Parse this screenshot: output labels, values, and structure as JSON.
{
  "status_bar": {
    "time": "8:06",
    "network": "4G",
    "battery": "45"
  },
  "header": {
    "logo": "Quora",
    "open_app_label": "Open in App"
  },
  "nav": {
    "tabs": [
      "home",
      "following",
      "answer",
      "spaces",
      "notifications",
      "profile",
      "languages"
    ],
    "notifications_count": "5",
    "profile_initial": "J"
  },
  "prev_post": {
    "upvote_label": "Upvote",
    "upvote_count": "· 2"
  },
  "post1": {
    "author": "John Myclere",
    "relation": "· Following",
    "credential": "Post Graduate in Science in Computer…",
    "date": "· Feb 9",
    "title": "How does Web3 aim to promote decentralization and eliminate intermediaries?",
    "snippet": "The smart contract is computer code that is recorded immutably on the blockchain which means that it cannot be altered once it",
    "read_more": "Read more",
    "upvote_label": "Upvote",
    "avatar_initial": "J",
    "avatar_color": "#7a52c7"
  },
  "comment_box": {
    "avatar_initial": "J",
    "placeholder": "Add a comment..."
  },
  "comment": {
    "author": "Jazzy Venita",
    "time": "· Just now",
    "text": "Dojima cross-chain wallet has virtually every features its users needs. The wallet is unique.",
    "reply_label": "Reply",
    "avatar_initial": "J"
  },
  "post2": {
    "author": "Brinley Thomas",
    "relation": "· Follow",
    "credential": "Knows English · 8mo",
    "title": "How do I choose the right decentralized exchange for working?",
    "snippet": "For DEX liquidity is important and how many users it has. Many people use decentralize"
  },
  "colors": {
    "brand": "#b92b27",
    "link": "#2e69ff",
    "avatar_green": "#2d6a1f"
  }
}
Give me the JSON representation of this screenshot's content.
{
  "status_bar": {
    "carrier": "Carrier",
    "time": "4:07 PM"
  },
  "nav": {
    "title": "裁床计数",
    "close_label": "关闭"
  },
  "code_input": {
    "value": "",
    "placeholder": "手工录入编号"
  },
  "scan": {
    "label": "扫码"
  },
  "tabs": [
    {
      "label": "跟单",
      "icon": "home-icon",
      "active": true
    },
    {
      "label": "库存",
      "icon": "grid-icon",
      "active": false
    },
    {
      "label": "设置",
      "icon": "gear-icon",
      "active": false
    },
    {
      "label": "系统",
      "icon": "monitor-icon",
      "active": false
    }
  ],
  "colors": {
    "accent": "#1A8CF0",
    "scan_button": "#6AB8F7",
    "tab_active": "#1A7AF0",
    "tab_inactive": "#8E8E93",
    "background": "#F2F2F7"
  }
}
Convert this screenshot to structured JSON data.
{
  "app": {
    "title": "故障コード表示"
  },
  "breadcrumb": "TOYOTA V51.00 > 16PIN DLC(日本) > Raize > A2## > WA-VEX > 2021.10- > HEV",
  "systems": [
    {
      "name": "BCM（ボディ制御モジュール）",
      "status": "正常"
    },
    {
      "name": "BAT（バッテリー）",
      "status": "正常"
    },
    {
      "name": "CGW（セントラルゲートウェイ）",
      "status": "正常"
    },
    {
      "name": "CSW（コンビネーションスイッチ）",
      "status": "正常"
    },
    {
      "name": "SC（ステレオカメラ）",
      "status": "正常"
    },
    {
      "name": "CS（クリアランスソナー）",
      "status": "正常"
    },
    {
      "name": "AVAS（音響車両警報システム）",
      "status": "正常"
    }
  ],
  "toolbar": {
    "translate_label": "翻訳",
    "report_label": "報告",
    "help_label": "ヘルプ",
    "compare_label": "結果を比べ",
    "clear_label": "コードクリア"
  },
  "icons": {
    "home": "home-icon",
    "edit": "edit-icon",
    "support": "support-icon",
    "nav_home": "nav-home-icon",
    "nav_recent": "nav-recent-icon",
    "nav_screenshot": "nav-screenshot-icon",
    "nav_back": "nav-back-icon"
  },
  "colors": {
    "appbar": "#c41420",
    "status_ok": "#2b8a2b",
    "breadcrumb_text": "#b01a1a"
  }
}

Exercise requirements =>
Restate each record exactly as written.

Exercise output =>
Parse this screenshot: output labels, values, and structure as JSON.
{
  "status_bar": {
    "time": "8:06",
    "network": "4G",
    "battery": "45"
  },
  "header": {
    "logo": "Quora",
    "open_app_label": "Open in App"
  },
  "nav": {
    "tabs": [
      "home",
      "following",
      "answer",
      "spaces",
      "notifications",
      "profile",
      "languages"
    ],
    "notifications_count": "5",
    "profile_initial": "J"
  },
  "prev_post": {
    "upvote_label": "Upvote",
    "upvote_count": "· 2"
  },
  "post1": {
    "author": "John Myclere",
    "relation": "· Following",
    "credential": "Post Graduate in Science in Computer…",
    "date": "· Feb 9",
    "title": "How does Web3 aim to promote decentralization and eliminate intermediaries?",
    "snippet": "The smart contract is computer code that is recorded immutably on the blockchain which means that it cannot be altered once it",
    "read_more": "Read more",
    "upvote_label": "Upvote",
    "avatar_initial": "J",
    "avatar_color": "#7a52c7"
  },
  "comment_box": {
    "avatar_initial": "J",
    "placeholder": "Add a comment..."
  },
  "comment": {
    "author": "Jazzy Venita",
    "time": "· Just now",
    "text": "Dojima cross-chain wallet has virtually every features its users needs. The wallet is unique.",
    "reply_label": "Reply",
    "avatar_initial": "J"
  },
  "post2": {
    "author": "Brinley Thomas",
    "relation": "· Follow",
    "credential": "Knows English · 8mo",
    "title": "How do I choose the right decentralized exchange for working?",
    "snippet": "For DEX liquidity is important and how many users it has. Many people use decentralize"
  },
  "colors": {
    "brand": "#b92b27",
    "link": "#2e69ff",
    "avatar_green": "#2d6a1f"
  }
}
Give me the JSON representation of this screenshot's content.
{
  "status_bar": {
    "carrier": "Carrier",
    "time": "4:07 PM"
  },
  "nav": {
    "title": "裁床计数",
    "close_label": "关闭"
  },
  "code_input": {
    "value": "",
    "placeholder": "手工录入编号"
  },
  "scan": {
    "label": "扫码"
  },
  "tabs": [
    {
      "label": "跟单",
      "icon": "home-icon",
      "active": true
    },
    {
      "label": "库存",
      "icon": "grid-icon",
      "active": false
    },
    {
      "label": "设置",
      "icon": "gear-icon",
      "active": false
    },
    {
      "label": "系统",
      "icon": "monitor-icon",
      "active": false
    }
  ],
  "colors": {
    "accent": "#1A8CF0",
    "scan_button": "#6AB8F7",
    "tab_active": "#1A7AF0",
    "tab_inactive": "#8E8E93",
    "background": "#F2F2F7"
  }
}
Convert this screenshot to structured JSON data.
{
  "app": {
    "title": "故障コード表示"
  },
  "breadcrumb": "TOYOTA V51.00 > 16PIN DLC(日本) > Raize > A2## > WA-VEX > 2021.10- > HEV",
  "systems": [
    {
      "name": "BCM（ボディ制御モジュール）",
      "status": "正常"
    },
    {
      "name": "BAT（バッテリー）",
      "status": "正常"
    },
    {
      "name": "CGW（セントラルゲートウェイ）",
      "status": "正常"
    },
    {
      "name": "CSW（コンビネーションスイッチ）",
      "status": "正常"
    },
    {
      "name": "SC（ステレオカメラ）",
      "status": "正常"
    },
    {
      "name": "CS（クリアランスソナー）",
      "status": "正常"
    },
    {
      "name": "AVAS（音響車両警報システム）",
      "status": "正常"
    }
  ],
  "toolbar": {
    "translate_label": "翻訳",
    "report_label": "報告",
    "help_label": "ヘルプ",
    "compare_label": "結果を比べ",
    "clear_label": "コードクリア"
  },
  "icons": {
    "home": "home-icon",
    "edit": "edit-icon",
    "support": "support-icon",
    "nav_home": "nav-home-icon",
    "nav_recent": "nav-recent-icon",
    "nav_screenshot": "nav-screenshot-icon",
    "nav_back": "nav-back-icon"
  },
  "colors": {
    "appbar": "#c41420",
    "status_ok": "#2b8a2b",
    "breadcrumb_text": "#b01a1a"
  }
}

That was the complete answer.